rays, X-rays and ultraviolet light. SOFIA will overcome this limitation by operating above more than 85 percent of the Earth's atmosphere and 99 percent of its radiation-absorbing water vapor. SOFIA will also have the advantage of being able to switch science instruments, to be upgraded, and to be deployed rapidly to diverse geographic locations throughout the northern or southern hemisphere to observe astronomical areas of emerging interest. The primary science objectives of SOFIA are to study the composition of planetary atmospheres and surfaces; to investigate the structure, evolution and composition of comets; to determine the physics and chemistry of the interstellar medium; and to explore the formation of stars and other stellar objects. With up to 160 flights annually, SOFIA will be able to conduct a wide array of scientific investigations and provide hands-on, real-world educational opportunities for an anticipated 500 teachers and students. The innovative SOFIA contract calls for development and operation of the flying observatory in a totally privatized manner. The SOFIA science program is modeled on the highly successful operation of the Hubble Space Telescope by the Space Telescope Science Institute. SOFIA is an updated version of its predecessor, the Kuiper Airborne Observatory (KAO), named for Gerard P. Kuiper, a University of Arizona astronomer who conceived the idea of a flying astronomical observatory in the mid-1960s. The KAO was a converted C-141 military cargo plane equipped with a 36-inch reflecting infrared telescope. It began operations in 1974, and for nearly 22 years conducted scientific missions, making some of the most important discoveries in infrared astronomical science. Notable among the KAO's accomplishments were the first sightings of the rings of Uranus, the identification of Pluto's atmosphere, the discovery of water vapor in the thick atmospheres of Jupiter and Saturn, and the development of clues to the early chemical composition of the solar system. SOFIA's telescope will be more than 2-1/2 times larger than the KAO's affording even greater opportunity for scientific discovery.

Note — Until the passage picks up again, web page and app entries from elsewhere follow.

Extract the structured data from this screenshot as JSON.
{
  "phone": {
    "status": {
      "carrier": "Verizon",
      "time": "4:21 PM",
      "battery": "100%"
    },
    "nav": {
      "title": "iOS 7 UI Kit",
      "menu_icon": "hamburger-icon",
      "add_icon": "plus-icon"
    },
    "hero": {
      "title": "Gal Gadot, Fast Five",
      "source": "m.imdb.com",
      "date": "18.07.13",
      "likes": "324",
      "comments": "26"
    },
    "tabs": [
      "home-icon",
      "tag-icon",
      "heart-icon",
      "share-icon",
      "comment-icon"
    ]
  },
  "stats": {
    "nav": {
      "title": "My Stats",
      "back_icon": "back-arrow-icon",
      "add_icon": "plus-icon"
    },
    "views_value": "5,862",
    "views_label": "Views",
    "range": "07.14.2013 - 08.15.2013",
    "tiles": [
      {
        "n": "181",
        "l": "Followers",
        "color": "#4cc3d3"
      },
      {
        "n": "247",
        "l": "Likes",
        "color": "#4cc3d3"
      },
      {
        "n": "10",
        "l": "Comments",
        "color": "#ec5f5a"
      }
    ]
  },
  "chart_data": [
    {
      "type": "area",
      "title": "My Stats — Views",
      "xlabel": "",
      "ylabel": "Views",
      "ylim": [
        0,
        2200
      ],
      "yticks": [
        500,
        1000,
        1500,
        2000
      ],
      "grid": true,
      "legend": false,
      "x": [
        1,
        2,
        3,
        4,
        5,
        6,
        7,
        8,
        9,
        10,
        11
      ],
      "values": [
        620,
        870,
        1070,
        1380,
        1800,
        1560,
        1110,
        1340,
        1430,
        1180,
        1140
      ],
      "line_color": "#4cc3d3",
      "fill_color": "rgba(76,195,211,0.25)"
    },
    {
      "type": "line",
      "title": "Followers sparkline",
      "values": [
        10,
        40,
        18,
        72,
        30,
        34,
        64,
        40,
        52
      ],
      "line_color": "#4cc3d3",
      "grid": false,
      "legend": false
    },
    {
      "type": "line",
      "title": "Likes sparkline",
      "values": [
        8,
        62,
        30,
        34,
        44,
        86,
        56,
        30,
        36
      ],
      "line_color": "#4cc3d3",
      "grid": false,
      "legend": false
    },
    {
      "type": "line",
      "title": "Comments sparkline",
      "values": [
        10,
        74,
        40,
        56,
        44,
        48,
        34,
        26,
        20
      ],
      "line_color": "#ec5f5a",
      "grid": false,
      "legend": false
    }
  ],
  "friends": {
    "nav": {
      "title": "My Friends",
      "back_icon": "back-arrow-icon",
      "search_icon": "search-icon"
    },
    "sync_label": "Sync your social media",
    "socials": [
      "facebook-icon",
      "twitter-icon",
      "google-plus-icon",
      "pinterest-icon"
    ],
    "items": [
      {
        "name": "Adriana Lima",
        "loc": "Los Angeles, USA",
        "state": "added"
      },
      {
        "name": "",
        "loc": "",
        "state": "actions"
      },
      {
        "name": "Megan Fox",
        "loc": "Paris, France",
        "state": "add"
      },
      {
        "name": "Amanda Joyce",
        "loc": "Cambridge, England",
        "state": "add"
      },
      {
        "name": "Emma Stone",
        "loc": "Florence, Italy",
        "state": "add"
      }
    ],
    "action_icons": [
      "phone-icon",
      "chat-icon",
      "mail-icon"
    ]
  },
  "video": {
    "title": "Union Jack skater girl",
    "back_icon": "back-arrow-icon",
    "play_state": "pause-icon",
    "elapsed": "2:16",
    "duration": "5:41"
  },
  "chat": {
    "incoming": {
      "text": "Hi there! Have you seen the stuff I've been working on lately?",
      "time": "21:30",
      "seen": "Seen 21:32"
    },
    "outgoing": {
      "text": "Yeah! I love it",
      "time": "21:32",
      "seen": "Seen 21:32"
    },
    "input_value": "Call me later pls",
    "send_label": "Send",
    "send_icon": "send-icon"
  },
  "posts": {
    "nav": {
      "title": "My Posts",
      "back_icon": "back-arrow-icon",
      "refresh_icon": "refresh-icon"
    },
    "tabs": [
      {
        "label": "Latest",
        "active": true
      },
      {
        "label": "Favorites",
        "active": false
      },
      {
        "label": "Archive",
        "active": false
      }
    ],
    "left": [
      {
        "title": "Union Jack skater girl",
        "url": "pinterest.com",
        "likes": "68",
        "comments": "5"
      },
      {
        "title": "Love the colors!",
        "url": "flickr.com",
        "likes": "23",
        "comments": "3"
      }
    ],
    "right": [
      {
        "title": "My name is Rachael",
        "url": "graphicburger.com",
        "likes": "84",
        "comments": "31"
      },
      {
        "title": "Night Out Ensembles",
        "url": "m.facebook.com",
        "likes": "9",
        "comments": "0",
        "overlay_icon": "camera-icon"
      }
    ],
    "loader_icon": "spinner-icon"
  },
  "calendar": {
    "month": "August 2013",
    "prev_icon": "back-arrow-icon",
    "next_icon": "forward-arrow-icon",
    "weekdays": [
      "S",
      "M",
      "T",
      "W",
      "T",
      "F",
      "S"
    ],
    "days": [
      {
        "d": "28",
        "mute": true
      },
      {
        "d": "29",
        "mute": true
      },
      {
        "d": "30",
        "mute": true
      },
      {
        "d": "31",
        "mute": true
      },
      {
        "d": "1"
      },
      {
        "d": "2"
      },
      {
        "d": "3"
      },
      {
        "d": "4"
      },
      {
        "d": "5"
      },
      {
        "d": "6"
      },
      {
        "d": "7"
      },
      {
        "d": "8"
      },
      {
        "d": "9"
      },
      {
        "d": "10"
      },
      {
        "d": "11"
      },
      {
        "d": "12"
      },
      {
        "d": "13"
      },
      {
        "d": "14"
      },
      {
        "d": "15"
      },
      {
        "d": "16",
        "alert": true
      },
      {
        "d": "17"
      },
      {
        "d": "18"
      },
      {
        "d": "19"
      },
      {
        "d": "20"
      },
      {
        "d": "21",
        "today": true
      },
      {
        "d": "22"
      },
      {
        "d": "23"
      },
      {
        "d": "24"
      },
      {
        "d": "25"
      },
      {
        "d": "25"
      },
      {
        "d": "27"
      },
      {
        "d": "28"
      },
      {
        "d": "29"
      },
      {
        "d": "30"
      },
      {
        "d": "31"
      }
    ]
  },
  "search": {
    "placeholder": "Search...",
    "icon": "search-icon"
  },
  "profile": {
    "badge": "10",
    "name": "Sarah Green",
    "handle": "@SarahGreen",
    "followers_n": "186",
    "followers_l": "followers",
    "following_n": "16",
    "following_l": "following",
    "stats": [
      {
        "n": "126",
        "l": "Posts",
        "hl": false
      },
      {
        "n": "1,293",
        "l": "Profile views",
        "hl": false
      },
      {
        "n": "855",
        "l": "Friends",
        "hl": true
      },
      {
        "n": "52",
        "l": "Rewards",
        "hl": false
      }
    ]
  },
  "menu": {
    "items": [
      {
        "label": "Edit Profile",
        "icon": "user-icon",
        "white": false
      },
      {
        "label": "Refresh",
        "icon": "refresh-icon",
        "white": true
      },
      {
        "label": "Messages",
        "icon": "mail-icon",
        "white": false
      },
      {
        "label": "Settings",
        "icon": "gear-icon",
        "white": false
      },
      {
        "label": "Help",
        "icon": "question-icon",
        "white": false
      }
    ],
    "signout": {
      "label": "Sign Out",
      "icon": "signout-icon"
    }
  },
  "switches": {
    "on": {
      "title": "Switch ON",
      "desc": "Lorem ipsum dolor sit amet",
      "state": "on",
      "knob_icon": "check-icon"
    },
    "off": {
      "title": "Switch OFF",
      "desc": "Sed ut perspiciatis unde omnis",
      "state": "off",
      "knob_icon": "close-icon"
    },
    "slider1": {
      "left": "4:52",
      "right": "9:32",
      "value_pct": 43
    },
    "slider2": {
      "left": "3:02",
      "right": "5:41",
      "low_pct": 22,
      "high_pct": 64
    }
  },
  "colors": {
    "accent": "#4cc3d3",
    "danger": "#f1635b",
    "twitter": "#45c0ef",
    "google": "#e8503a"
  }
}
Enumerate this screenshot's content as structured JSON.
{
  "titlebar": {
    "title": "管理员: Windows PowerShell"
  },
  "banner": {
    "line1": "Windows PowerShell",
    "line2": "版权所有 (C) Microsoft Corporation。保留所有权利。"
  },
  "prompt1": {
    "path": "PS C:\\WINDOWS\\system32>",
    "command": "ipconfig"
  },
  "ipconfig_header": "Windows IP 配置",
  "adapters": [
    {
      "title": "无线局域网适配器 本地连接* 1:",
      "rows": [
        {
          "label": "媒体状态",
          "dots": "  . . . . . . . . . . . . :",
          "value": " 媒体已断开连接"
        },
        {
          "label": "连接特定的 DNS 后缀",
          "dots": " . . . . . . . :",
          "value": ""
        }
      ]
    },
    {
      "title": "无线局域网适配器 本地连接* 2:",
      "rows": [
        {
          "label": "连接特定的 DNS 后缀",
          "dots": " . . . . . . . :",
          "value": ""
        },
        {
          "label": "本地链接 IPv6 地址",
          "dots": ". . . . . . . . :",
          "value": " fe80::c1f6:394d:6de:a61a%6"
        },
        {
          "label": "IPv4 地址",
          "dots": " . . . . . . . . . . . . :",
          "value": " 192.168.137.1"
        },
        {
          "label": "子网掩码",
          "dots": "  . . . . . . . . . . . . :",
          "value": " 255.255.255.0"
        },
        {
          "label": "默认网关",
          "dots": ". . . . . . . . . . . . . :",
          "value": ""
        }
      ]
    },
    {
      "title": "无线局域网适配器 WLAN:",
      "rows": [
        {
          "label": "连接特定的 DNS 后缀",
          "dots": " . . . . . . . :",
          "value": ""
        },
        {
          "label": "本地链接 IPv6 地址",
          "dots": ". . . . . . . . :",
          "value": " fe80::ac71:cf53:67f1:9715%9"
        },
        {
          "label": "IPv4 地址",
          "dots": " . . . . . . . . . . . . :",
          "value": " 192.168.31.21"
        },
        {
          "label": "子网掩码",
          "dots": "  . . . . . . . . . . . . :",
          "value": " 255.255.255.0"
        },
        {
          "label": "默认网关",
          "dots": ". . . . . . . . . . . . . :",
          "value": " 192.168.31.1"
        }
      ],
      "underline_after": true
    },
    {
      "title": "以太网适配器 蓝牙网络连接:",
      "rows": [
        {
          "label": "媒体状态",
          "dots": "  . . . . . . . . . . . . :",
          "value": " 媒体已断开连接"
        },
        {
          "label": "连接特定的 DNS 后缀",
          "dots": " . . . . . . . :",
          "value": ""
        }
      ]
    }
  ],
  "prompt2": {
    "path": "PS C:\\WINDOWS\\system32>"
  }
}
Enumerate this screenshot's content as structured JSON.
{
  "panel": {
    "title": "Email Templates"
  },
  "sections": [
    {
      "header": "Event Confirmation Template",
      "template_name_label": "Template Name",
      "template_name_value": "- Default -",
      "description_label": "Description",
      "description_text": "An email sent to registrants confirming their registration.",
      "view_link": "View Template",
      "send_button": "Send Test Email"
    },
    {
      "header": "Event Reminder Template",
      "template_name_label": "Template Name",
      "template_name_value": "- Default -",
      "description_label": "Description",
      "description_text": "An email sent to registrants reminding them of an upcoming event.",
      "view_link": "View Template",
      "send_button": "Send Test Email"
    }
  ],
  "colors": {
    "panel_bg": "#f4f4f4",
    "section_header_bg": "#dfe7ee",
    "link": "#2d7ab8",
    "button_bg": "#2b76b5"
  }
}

The winning proposal by USRA was selected over others submitted by Hughes STX, Lanham, MD; Lockheed Martin Missiles and Space, Sunnyvale, CA; and the University of Texas at Austin. Additional information about SOFIA can be obtained by visiting the project's homepage web site on the Internet at: http://sofia.arc.nasa.gov A full-color artist's conception of SOFIA can be found at: http://ccf.arc.nasa.gov/dx/basket/storiesetc/SOFIATX.html -end-